Will Walker Danny Glover
Owen Walker Vicellous Reon Shannon
Daniel Wall Vondie Curtis Hall
Evelyn Walker Loretta Devine
T-Bone Lanier Glynn Turman
Archie Mullen Stan Shaw
Coleman Vaughnes Michael Jai White
Jonah Summer John Beasley
Isaac Hawkins Jason Weaver
Dora Charles Rae Ven Larrymore Kelly
Tyrone Franklin Marcello Thedford
Peter Crowley David Strathairn
The most basic victories of the early Civil Rights movement aren’t readily part of the historical record. Phil Alden Robinson’s tribute to the grassroots efforts of groups such as the Student Non-Violent Coordinating Committee (SNCC) and its unwavering courage in the face of racism is a triumph of filmmaking.
Crafted from real-life experiences of SNCC members, Robinson and Stanley Weiser have formulated a bittersweet and extremely personal tale about the young men and women on the front lines of the battle against racism in the South of the early ’60s. At the heart of the story is Owen Walker (Vicellous Reon Shannon), a young man torn by devotion to his father and the need to address the racial inequities in his hometown in rural Mississippi, 1961.
Owen is bitter that his father, Will (Danny Glover), has recanted on his early attempts to organize the black community and has retreated to a non-confrontational lifestyle. Hungry for justice and equality, Owen joins fellow high school students in a crusade to desegregate his hometown.
The painstaking process of redirecting inbred racism and the incremental victories won by the peaceful practices the SNCC endorses frustrates the impatient Owen. He’s further confounded when, looking to find a mentor and leader, is met with the soft-spoken, philosophizing Daniel Wall (Vondie Curtis Hall).
Owen and his classmates soon learn, however, that organizing voter registrations and protest marches come at a hefty price.
The fictional town of Quinlan is deep in the heart of Klan country, and while Robinson is unblinking in his portrayal of the horrors and injustices of this place and time, the movie is more about the love and inspiration that is borne out of such a righteous fight. His direction provides a detailed recollection not only of the Mississippi that is infamous for its hate crimes, but of the place that Owen and his father love and are willing to fight for, each in his own way. It’s a mood greatly aided by Amelia Vincent’s artfully wrought lensing, which evokes intimacy through frequent closeups and hand-held shots.

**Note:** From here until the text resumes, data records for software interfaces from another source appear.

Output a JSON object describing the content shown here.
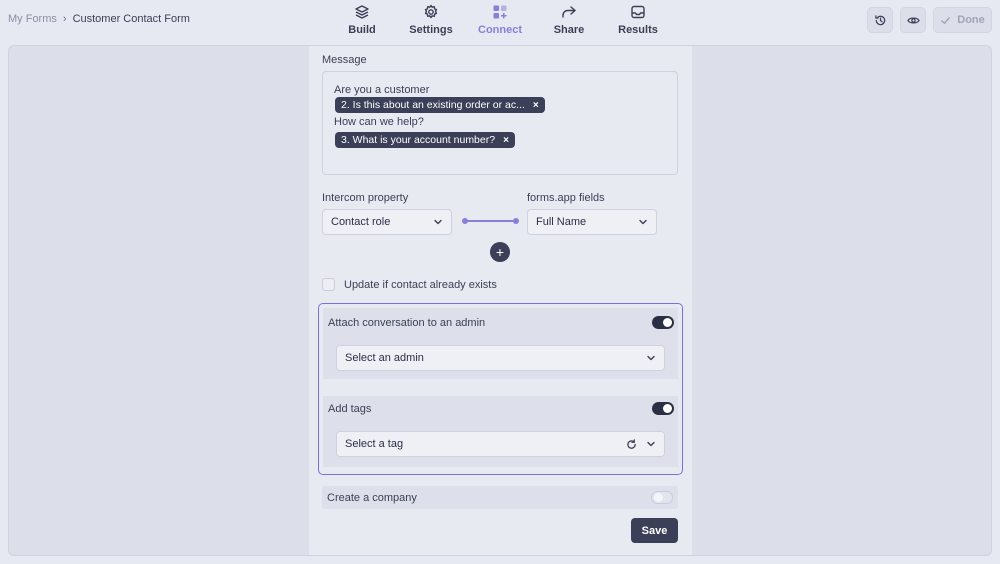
{
  "breadcrumb": {
    "root": "My Forms",
    "separator": "›",
    "current": "Customer Contact Form"
  },
  "nav": {
    "tabs": [
      {
        "label": "Build",
        "icon": "layers-icon",
        "active": false
      },
      {
        "label": "Settings",
        "icon": "gear-icon",
        "active": false
      },
      {
        "label": "Connect",
        "icon": "grid-plus-icon",
        "active": true
      },
      {
        "label": "Share",
        "icon": "share-arrow-icon",
        "active": false
      },
      {
        "label": "Results",
        "icon": "inbox-icon",
        "active": false
      }
    ]
  },
  "toolbar": {
    "history_icon": "history-icon",
    "preview_icon": "eye-icon",
    "done_label": "Done"
  },
  "message": {
    "label": "Message",
    "line1": "Are you a customer",
    "chip1": "2. Is this about an existing order or ac...",
    "line2": "How can we help?",
    "chip2": "3. What is your account number?",
    "chip_remove": "×"
  },
  "mapping": {
    "left_label": "Intercom property",
    "right_label": "forms.app fields",
    "left_value": "Contact role",
    "right_value": "Full Name",
    "add_label": "+"
  },
  "update_contact": {
    "label": "Update if contact already exists",
    "checked": false
  },
  "attach": {
    "label": "Attach conversation to an admin",
    "enabled": true,
    "select_placeholder": "Select an admin"
  },
  "tags": {
    "label": "Add tags",
    "enabled": true,
    "select_placeholder": "Select a tag"
  },
  "company": {
    "label": "Create a company",
    "enabled": false
  },
  "save_label": "Save",
  "colors": {
    "accent": "#7c6fe0",
    "dark": "#3b3f57",
    "background": "#e7e9f2"
  }
}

The acting is outstanding from the principals – including Glover, Shannon and Curtis – down to supporting players such as Stan Shaw, Michael Jai White and John Beasley. In fact, the talent pool in this film is so deep, it may suffer from “L.A. Confidential” syndrome, where too many good perfs may actually neutralize any shot these thesps have at awards.
The film mainly showcases Shannon – who proves his emotional turn in “The Hurricane” was no fluke – and Curtis, whose understated turn is one of his best to date. Glover gets top billing, and his performance is powerful despite limited screen time.
Pic is further enhanced by a cappella performances of traditional spirituals and protest songs by Grammy winners Sweet Honey in the Rock, and original works from Oscar-winning composer James Horner (“Titanic”).
Linda Burton and Linwood Taylor’s production is incredibly detailed and, though undetectable to the viewer, includes the original chairs – on loan from the Smithsonian – from the F. W. Woolworth lunch counter in Greensboro N.C., the scene of one of the first sit-down protests.
While other networks mainly repackage their lineup to fulfill Black History Month obligations, this TNT original embodies the spirit of the pioneering freedom fighters who put their lives on the line for the good of future generations. It’s a story that reminds us that some history lessons shouldn’t be relegated to a single month.